(Items from a dataset)
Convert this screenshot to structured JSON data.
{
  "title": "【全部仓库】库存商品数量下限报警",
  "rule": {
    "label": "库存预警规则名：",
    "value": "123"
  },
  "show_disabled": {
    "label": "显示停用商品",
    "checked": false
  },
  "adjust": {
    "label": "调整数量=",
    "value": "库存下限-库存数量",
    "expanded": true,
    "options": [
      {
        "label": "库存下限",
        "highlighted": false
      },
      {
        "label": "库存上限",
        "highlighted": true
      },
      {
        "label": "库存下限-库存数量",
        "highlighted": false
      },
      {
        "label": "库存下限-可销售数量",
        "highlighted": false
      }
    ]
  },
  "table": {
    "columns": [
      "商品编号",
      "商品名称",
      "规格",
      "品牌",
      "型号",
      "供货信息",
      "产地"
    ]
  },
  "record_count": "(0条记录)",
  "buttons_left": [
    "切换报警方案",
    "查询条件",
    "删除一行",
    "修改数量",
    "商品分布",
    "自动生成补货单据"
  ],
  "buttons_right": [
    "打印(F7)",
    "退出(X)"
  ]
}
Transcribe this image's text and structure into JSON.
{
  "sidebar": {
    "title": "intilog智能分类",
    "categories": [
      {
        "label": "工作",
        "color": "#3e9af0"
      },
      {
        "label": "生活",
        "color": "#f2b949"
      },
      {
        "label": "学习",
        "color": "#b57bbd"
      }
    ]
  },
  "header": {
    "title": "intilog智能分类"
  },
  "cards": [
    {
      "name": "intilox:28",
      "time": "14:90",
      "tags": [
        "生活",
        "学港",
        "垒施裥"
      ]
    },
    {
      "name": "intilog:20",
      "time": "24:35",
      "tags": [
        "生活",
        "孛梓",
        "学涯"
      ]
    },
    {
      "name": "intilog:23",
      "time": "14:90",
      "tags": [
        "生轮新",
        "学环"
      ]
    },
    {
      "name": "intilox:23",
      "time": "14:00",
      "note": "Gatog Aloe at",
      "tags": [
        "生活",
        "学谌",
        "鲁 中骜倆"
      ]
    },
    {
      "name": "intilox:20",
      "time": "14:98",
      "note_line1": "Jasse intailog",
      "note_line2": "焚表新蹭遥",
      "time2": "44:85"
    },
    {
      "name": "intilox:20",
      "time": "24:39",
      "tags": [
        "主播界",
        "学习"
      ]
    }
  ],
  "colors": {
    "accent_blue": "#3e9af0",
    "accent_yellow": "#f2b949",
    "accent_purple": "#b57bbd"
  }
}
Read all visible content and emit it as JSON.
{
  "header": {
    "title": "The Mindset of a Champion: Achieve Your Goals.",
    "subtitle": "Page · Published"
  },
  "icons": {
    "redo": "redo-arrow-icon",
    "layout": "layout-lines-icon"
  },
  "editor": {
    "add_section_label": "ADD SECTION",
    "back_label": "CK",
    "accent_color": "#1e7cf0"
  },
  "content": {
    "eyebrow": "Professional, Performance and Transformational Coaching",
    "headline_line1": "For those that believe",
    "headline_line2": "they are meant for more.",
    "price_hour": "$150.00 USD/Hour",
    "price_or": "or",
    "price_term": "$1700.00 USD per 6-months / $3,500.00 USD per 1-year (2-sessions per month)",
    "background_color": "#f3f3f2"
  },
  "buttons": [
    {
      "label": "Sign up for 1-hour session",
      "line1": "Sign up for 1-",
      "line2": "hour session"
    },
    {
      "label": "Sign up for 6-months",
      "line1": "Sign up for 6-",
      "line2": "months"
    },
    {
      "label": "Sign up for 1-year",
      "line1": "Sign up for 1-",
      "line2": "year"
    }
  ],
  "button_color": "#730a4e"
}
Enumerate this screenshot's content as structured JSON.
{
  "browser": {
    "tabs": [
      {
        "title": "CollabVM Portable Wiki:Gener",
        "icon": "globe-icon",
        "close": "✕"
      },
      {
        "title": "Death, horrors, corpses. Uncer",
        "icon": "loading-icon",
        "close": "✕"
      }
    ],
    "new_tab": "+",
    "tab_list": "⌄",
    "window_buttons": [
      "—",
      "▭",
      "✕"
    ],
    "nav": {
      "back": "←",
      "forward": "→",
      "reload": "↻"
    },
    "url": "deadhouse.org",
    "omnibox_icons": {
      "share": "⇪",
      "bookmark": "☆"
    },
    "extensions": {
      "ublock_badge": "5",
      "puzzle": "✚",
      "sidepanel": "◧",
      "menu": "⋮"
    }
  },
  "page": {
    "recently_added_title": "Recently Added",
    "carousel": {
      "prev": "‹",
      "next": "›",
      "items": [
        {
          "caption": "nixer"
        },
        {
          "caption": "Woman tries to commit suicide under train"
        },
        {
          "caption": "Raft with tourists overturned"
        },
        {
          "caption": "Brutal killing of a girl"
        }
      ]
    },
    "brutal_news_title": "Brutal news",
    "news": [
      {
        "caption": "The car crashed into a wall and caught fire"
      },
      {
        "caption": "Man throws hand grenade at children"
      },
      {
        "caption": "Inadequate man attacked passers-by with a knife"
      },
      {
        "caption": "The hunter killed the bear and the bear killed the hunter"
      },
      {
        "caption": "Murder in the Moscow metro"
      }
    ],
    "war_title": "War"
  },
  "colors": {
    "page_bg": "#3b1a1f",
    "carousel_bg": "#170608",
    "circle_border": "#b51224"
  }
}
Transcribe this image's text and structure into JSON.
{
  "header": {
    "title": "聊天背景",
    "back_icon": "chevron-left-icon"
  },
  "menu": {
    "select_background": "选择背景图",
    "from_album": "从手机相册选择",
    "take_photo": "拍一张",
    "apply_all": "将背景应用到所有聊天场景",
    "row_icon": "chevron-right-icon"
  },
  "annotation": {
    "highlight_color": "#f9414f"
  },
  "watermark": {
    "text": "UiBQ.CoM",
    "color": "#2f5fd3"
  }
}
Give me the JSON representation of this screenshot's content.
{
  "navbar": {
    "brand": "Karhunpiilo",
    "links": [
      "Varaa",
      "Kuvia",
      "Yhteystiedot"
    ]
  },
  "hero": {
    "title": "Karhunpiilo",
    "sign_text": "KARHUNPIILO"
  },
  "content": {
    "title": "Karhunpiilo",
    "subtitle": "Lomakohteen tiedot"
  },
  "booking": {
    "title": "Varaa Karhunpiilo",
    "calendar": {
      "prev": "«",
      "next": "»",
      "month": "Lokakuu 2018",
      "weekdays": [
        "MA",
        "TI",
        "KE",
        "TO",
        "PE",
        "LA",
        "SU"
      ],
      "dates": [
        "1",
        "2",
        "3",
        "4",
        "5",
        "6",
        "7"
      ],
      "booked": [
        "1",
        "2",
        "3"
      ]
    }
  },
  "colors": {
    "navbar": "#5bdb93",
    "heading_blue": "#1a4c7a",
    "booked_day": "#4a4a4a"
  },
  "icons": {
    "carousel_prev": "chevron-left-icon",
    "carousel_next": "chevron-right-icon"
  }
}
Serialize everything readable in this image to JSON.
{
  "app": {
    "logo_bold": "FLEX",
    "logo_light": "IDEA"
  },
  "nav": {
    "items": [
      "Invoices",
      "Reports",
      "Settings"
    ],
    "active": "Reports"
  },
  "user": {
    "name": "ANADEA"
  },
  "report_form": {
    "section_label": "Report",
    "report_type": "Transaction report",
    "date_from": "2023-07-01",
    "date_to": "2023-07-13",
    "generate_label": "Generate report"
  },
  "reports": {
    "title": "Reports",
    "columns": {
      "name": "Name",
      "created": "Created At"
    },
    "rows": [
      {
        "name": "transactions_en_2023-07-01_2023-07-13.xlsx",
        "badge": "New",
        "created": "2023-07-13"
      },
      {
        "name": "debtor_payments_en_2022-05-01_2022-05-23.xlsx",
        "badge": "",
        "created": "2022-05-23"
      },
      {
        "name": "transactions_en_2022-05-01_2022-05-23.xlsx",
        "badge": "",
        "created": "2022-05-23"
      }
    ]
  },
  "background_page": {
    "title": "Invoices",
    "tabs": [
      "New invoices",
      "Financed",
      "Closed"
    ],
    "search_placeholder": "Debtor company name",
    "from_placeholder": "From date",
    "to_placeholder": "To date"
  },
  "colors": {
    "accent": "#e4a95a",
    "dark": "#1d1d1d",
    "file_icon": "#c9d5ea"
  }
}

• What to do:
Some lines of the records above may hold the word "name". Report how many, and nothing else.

• Task result:
12